“Every Moment Counts—AIDS and its Feelings” brings together 60 international artists and over 200 works. The exhibition will reestablish the discussion on the complex historical as well as contemporary representations of HIV/AIDS. With works by Feliciano Centurión, Elmgreen & Dragset, Pepe Espaliú, General Idea, Nan Goldin, Felix Gonzalez-Torres, Barbara Hammer, Keith Haring, Hudinilson Jr., Peter Hujar, Zoe Leonard, Robert Mapplethorpe, Liliana Maresca, and David Wojnarowicz, among many others.
ROLANDO PEÑA: A MATTER OF PERSPECTIVE
Born in Venezuela in 1942, Rolando Peña, a.k.a El Príncipe Negro, contributed to the definition of contemporary Latin American art in the 1960s and the 1970s, when living in New York. An artist who delves in various art media, Peña also made creative use of photomaton photography early in his career. His first exhibition at Artmedia Gallery in Miami focuses in that period still in force until today.
CELIA VASQUEZ YUI: THE COUNCIL OF THE MOTHER SPIRITS OF THE ANIMALS
Celia Vasquez Yui (Pucallpa, Peru, 1960) creates hand-formed ceramic vessels and zoomorphic sculptures that allude to a spiritual understanding of ecology, according to which a feature of all beings includes a mother spirit. Therefore, the compilation of a bestiary is not just a compendium of endangered species or a cry against their vanishing, but rather an invocation of their spirits, a call for them to come and hold space and perhaps confront the human gaze.
ABRAHAM PALATNIK: SEISMOGRAPH OF COLOR
Nara Roesler presents the first retrospective of Brazilian artist Abraham Palatnik (1928-2020) in New York. Curated by Luis Pérez-Oramas, it presents a selection of works that reveal Palatnik’s fundamental role in Brazilian art in the second half of the twentieth century. It also highlights the relevance and pioneer character of his production in conceptualizing works of visual art as force fields, mediums of energy, and vectors of chromatic dynamism.

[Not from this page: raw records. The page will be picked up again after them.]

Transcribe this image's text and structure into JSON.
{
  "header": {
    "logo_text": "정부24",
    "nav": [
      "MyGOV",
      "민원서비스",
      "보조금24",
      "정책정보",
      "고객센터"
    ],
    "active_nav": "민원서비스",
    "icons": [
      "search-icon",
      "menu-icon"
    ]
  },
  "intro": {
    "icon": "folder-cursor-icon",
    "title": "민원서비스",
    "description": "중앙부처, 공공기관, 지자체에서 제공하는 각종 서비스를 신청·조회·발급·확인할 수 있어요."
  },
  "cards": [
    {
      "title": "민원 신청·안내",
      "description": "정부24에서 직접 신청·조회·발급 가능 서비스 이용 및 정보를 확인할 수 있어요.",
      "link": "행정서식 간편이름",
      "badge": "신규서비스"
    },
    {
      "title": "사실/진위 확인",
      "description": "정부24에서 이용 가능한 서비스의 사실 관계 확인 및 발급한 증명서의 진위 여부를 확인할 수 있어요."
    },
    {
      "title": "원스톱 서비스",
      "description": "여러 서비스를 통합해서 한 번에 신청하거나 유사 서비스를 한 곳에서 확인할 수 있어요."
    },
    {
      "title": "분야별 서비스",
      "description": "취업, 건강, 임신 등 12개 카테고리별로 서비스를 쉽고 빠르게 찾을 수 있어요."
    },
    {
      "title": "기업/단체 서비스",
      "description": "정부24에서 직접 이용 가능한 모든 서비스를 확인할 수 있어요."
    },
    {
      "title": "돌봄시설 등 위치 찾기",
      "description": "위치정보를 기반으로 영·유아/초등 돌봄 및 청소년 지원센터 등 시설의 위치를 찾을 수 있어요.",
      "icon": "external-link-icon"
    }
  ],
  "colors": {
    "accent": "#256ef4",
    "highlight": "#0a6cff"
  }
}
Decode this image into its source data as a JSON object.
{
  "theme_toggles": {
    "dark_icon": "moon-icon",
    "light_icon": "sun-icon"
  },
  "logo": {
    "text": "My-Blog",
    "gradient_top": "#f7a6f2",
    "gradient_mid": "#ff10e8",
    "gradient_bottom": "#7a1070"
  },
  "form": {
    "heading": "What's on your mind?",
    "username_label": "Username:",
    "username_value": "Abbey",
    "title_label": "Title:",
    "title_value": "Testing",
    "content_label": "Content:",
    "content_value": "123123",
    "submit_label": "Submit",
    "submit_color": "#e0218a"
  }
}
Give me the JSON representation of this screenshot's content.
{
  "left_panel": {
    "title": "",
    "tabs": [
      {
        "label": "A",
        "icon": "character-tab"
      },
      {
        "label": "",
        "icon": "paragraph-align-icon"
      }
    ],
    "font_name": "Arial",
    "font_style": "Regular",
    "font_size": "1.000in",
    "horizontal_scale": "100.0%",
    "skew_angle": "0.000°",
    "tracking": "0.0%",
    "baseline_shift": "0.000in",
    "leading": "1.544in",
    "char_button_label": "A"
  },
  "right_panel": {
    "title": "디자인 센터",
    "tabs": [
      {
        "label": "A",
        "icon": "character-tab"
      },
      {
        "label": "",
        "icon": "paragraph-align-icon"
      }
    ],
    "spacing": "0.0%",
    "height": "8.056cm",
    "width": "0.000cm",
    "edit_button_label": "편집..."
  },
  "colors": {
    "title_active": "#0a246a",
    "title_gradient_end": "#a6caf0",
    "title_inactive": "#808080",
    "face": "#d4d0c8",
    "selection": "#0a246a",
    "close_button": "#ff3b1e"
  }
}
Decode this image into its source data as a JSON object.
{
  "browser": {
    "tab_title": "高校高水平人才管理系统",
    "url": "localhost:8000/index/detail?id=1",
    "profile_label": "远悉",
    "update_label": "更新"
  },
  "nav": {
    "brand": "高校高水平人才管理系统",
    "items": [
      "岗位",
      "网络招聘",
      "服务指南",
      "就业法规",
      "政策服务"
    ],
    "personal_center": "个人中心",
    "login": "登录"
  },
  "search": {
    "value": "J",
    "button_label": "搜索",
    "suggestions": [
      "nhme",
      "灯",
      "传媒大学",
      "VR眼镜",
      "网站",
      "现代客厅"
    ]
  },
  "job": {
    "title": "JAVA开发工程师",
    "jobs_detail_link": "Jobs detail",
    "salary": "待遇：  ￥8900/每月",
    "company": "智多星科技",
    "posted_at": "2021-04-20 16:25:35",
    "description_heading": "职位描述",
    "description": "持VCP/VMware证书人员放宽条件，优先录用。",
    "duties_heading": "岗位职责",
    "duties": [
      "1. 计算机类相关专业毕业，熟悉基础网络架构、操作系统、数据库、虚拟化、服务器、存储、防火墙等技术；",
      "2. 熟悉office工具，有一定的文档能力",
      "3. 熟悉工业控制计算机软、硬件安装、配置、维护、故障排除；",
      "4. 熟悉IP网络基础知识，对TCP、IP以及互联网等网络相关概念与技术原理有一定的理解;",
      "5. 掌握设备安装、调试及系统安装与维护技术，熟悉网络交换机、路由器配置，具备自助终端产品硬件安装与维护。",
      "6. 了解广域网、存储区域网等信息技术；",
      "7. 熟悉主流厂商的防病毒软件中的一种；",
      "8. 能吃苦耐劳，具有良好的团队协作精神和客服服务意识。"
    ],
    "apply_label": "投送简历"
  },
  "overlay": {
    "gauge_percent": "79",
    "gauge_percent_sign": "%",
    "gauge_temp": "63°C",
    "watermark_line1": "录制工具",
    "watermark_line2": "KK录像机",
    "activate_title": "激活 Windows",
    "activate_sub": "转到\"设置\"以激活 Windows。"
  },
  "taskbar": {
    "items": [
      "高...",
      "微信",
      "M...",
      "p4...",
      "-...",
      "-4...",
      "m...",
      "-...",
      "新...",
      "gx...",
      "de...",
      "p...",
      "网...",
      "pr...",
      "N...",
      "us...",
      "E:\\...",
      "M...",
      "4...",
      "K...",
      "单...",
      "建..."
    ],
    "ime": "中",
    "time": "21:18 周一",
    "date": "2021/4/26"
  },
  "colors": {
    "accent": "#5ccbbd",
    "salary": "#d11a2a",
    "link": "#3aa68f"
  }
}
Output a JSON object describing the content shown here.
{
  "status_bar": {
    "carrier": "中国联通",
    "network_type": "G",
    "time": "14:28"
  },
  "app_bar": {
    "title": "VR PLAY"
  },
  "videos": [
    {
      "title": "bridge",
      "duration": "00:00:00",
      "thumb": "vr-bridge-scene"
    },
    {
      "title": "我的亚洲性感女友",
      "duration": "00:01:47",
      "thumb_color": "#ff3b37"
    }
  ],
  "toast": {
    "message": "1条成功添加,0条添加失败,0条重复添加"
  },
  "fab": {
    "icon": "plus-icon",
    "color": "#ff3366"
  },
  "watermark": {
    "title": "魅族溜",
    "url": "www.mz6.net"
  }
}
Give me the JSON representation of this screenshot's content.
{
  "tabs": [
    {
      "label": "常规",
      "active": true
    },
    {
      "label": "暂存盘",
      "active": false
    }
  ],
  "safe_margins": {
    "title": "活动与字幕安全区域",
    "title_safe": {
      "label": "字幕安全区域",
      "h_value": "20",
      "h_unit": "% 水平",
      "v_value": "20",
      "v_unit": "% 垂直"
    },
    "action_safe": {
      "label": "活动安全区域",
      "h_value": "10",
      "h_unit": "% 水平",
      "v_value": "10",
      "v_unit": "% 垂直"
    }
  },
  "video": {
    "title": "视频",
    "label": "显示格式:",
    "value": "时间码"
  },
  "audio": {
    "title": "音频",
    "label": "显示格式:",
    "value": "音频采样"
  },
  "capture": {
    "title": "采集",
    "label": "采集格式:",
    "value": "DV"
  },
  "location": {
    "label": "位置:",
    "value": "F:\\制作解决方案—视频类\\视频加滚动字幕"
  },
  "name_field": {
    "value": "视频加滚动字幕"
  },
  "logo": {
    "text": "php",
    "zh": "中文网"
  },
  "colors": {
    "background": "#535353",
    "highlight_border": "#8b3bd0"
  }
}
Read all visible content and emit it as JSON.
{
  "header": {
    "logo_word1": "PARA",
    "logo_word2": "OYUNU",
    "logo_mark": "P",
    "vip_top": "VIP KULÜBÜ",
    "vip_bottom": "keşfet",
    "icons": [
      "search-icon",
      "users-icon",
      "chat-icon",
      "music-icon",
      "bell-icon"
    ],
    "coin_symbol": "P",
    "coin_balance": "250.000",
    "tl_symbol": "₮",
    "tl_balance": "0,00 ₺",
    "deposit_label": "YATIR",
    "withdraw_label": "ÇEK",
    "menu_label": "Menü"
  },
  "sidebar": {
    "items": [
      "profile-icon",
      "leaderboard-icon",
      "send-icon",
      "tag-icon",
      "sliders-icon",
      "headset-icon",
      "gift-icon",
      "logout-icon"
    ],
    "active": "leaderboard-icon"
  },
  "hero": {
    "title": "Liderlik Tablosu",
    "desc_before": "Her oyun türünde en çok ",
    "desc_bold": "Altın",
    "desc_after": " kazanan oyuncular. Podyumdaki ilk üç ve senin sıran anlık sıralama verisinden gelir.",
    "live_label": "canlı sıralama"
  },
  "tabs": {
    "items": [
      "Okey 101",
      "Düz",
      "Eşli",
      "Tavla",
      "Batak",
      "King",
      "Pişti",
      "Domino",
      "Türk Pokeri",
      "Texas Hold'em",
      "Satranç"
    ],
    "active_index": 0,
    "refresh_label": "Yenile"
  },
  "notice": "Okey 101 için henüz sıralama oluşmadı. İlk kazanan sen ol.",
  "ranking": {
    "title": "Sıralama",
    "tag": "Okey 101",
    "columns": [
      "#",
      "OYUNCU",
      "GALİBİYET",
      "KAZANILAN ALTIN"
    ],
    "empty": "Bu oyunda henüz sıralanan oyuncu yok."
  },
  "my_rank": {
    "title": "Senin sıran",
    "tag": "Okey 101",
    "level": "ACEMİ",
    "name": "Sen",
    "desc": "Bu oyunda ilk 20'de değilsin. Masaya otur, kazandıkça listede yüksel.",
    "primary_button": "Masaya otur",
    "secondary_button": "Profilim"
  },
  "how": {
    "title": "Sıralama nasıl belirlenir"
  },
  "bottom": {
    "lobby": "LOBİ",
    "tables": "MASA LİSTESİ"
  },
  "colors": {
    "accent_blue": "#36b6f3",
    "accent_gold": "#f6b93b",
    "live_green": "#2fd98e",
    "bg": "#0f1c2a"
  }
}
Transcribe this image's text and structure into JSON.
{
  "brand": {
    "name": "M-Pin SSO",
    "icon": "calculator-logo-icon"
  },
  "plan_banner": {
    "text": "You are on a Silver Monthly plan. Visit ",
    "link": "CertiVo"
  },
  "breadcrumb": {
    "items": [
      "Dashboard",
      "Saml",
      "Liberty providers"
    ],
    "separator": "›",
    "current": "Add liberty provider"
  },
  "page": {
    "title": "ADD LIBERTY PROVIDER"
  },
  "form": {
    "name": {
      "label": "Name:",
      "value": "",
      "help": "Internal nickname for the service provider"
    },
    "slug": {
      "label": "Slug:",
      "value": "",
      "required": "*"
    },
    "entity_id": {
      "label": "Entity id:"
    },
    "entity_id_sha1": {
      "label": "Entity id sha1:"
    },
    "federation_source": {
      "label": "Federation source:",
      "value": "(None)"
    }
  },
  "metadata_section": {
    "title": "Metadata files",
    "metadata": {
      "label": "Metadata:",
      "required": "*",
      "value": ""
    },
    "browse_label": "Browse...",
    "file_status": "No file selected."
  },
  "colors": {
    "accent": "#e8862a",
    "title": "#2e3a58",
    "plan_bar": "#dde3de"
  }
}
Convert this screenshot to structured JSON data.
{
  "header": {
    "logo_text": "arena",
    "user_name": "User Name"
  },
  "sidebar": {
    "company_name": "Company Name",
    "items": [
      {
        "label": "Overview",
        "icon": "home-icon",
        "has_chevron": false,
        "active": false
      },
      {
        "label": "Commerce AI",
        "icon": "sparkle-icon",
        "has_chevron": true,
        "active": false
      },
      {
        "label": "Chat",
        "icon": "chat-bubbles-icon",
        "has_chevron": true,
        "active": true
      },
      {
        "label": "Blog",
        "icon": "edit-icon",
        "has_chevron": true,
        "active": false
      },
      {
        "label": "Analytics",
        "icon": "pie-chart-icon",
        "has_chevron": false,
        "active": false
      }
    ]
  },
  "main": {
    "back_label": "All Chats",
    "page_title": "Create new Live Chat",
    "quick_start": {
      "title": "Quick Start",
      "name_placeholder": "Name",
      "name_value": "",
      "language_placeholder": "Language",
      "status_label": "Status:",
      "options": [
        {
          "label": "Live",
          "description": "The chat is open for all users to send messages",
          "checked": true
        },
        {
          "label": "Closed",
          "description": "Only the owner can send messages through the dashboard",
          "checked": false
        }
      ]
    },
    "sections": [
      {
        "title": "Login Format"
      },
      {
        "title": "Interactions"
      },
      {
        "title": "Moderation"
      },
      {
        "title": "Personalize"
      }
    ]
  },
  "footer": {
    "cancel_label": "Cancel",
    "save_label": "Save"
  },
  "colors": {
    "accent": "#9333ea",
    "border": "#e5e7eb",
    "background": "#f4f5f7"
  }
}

FIRST US RETROSPECTIVE IN 40 YEARS DEDICATED TO SOPHIE TAEUBER-ARP
Sophie Taeuber-Arp (1889–1943) was one of the most multitalented of modern artists, creating profoundly innovative work across many disciplines. This exhibition traces her career’s trajectory: from applied arts teacher, participant in the Dada movement, and maker of textiles and objects; to designer of murals, stained glass windows, furniture, interiors, and buildings; to painter-sculptor, magazine editor, and early champion of geometric abstraction.
WHO WILL WRITE THE HISTORY OF TEARS. ARTISTS ON WOMEN’S RIGHTS
The battle for women’s rights is being waged all over the world, and is linked with transformations underway in contemporary societies. The exhibition present works relating experiences of women from Argentina, Ireland, Poland, Portugal, Spain and the United States, from countries that have become the site of mass protests and heated public debate. These debates have largely—but not immediately—led to recognition of women’s full reproductive rights.
On view December 2 – 12, 2021, in the Collection Teaching Gallery at the Center for Curatorial Studies, Bard College, the exhibition combines drawing, textile, and sculptural works with materials from Centurión’s archives, many of which have not been previously published or shown in a public exhibition. These materials provide a multifaceted perspective on Feliciano Centurión’s studio practice, as well as his relationships with other artists and thinkers working in Buenos Aires and Asunción in the 1990s.